TASK DESCRIPTION:
Your response must be made up of each line in the data below that contains the string "Cable".

TASK MATERIAL:

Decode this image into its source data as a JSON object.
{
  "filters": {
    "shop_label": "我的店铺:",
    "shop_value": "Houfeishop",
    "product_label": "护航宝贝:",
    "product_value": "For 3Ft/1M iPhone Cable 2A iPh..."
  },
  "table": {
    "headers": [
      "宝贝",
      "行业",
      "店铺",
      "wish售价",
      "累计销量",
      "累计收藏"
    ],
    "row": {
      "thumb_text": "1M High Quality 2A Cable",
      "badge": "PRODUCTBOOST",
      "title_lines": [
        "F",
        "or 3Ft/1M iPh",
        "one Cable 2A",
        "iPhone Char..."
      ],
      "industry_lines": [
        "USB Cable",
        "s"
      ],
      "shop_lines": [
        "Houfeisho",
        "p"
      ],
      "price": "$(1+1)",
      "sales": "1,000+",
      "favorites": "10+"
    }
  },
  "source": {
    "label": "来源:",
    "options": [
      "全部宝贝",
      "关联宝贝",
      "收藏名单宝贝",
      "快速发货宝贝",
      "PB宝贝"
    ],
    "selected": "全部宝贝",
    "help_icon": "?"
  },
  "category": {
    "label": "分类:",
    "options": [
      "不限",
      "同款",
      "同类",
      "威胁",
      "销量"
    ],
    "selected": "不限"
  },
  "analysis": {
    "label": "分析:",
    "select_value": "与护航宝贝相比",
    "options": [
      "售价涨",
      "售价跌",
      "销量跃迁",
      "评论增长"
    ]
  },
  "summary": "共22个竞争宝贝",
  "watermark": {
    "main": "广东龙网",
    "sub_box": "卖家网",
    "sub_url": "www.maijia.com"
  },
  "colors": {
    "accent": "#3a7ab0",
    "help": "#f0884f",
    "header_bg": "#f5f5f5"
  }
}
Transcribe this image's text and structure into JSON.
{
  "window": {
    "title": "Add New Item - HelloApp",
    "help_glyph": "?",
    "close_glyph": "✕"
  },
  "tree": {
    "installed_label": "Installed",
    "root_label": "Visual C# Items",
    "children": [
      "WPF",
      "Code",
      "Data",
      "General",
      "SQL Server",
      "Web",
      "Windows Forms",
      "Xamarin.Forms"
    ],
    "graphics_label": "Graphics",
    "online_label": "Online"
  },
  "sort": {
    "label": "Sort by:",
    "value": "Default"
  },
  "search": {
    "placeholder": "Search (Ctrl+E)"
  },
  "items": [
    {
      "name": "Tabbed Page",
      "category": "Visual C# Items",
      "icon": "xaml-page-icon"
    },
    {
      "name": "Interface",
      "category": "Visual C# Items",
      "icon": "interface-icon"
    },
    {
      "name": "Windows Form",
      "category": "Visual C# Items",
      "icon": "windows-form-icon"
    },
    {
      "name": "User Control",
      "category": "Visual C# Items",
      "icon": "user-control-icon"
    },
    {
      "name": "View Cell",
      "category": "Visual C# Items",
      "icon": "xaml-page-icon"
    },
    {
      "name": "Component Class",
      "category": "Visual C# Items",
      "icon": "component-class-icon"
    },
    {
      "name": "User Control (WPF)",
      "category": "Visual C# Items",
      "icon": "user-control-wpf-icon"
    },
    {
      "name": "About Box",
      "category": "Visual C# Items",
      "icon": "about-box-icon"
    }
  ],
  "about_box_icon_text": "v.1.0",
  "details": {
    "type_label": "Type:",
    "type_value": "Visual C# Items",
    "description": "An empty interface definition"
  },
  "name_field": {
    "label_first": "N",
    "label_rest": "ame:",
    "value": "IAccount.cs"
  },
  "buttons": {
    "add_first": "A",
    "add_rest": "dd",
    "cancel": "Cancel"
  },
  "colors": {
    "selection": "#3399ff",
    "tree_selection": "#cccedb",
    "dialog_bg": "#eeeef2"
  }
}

RESPONSE TO THE TASK:
    "product_value": "For 3Ft/1M iPhone Cable 2A iPh..."
      "thumb_text": "1M High Quality 2A Cable",
        "one Cable 2A",
        "USB Cable",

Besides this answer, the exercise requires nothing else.